The only category that this film completely satisfied me in was the last one, with Phoenix completely disappearing into the role of Arthur Fleck. The result is a relatable but tortured protagonist who somehow has all of the iconic Joker traits, delivered in completely different and nuanced ways. That choking laughter, for instance, is uncannily disturbing.
Plus, Phoenix has been nominated three times before and never won, so he’s got the “long overdue” votes locked down this year, too.
Who Should Win: Adam Driver
He was somehow the most compelling part of Noah Baumbach’s Netflix drama Marriage Story, completely stealing the show about halfway through. That’s no small feat when, after the film’s first hour, we’re all so floored by Scarlett Johansson’s performance (and the supporting cast) that we’re almost not expecting Driver to carry the rest of the plot home.
Not only does Driver show his impressive range, he also adequately sings in a long-take sequence that is unlike anything else he’s done. If he pulls off an upset, it would be deserved, but either way he’s collected Academy recognition now two years in a row (previously for Supporting Role in 2018’s BlackKklansman), and that’s impressive enough.
Honorable Mention: Jonathan Pryce

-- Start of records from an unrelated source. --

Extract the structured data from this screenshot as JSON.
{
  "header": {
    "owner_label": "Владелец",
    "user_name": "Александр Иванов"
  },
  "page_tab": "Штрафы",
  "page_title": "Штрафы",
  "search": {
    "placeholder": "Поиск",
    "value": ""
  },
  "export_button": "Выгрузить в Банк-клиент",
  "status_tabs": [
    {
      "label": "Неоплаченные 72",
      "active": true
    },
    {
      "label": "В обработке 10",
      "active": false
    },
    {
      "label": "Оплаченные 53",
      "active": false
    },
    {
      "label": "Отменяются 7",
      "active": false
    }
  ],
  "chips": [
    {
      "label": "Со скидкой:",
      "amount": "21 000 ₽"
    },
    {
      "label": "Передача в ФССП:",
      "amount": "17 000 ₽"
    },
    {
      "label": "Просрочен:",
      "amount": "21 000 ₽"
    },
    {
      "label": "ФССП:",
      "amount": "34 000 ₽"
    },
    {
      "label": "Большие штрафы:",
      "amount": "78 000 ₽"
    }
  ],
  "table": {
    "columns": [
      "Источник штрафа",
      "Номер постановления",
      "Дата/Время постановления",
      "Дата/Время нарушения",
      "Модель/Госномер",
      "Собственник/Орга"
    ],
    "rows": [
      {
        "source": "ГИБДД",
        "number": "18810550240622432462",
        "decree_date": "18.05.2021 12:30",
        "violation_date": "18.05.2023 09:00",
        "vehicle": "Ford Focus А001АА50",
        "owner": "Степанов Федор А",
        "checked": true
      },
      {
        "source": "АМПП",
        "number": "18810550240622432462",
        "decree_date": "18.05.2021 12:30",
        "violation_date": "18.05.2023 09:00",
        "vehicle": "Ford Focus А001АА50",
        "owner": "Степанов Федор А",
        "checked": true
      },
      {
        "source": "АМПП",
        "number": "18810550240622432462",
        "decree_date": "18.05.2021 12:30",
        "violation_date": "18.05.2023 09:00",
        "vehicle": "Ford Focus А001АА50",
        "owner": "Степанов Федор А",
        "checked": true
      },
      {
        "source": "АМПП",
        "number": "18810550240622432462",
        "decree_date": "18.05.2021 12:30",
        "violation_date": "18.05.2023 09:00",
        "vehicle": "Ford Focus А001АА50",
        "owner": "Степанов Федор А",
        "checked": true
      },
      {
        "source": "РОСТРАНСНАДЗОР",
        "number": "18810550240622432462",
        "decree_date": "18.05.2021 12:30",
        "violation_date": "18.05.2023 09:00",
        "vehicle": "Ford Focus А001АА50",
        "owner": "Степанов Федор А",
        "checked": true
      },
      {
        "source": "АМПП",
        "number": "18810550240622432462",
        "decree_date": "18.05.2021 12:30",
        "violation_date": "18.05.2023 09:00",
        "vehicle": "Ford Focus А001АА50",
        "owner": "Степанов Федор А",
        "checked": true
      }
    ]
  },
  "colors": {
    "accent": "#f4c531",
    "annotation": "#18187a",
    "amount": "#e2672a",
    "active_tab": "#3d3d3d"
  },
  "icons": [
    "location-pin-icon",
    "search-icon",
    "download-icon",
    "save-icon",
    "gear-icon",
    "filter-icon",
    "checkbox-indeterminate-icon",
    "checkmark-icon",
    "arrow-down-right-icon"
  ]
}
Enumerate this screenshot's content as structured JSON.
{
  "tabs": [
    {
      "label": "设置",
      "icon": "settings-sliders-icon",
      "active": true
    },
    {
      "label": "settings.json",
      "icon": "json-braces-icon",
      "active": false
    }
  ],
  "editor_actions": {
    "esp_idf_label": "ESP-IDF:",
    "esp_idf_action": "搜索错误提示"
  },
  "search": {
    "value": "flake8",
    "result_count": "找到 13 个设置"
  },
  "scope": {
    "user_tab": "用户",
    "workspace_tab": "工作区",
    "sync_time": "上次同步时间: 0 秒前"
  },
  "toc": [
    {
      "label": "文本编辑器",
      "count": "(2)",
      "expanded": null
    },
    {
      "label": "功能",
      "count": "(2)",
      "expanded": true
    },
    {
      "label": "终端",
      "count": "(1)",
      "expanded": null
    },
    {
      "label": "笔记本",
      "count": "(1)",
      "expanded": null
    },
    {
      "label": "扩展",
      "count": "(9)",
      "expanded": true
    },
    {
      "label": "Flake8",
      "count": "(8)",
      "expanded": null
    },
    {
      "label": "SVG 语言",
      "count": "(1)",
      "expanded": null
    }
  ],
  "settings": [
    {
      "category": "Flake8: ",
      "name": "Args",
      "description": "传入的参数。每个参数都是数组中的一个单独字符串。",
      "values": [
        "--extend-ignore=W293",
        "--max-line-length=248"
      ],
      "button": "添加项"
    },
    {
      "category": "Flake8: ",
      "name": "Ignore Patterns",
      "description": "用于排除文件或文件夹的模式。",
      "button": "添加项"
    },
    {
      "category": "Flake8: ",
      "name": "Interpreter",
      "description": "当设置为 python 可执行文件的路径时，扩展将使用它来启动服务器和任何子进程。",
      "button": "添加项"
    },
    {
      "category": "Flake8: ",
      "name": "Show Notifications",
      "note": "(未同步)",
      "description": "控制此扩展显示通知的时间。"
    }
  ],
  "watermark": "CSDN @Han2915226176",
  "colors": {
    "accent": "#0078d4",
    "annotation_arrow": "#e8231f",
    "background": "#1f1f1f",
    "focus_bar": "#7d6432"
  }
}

As fitting as it already is for him to play Pope Francis, since the two men look alarmingly alike, Pryce showed how he could do more than match the look but actually make the performance shine.
The Two Popes was a splendid film that works best when it allows Pryce’s Cardinal Bergoglio play off of Anthony Hopkins’ Pope Benedict XVI. The movie is really written around key scenes between these two roles, in which the aging Benedict refuses to accept the retirement of the man who goes on to become Pope Francis.
Pryce’s character is the progressive, younger face of the Church and Benedict is the ancient, rigid traditionalist. The film fittingly treats this passing of the torch with the importance that it had in real life, with Francis being seen as a social reformer of the Church today.
Pryce manages to show all of Bergoglio’s reverence for the papacy without sacrificing his obvious passion for social progress. He also delivers practically the only lines in the film about the Catholic Church’s role in the sexual abuse scandal, in a way that makes the whole concept feel less glossed over, “That is our sin, too.”
His nomination is well-earned even though he doesn’t stand a snowball’s chance in Hell of winning.
Best Actress - Lead Role
Renee Zellweger - “Judy” - Winner
Charlize Theron - “Bombshell”
Scarlett Johansson - “Marriage Story”
Saoirse Ronan - “Little Women”
Cynthia Erivo - “Harriet”
Who Will Win: Renee Zellweger (Correct)
It would be an upset for Zellweger to not win this category, as she’s gotten all the key precursor awards to signal her Oscar here. However, so did Glenn Close last year and she lost the night to Olivia Coleman in The Favourite, which shared a first-place tie of 11 total nominations with Alfonso Cuaron’s Roma.
If Zellweger loses, it’s because Oscars voters feel that a more recognized film ought to win,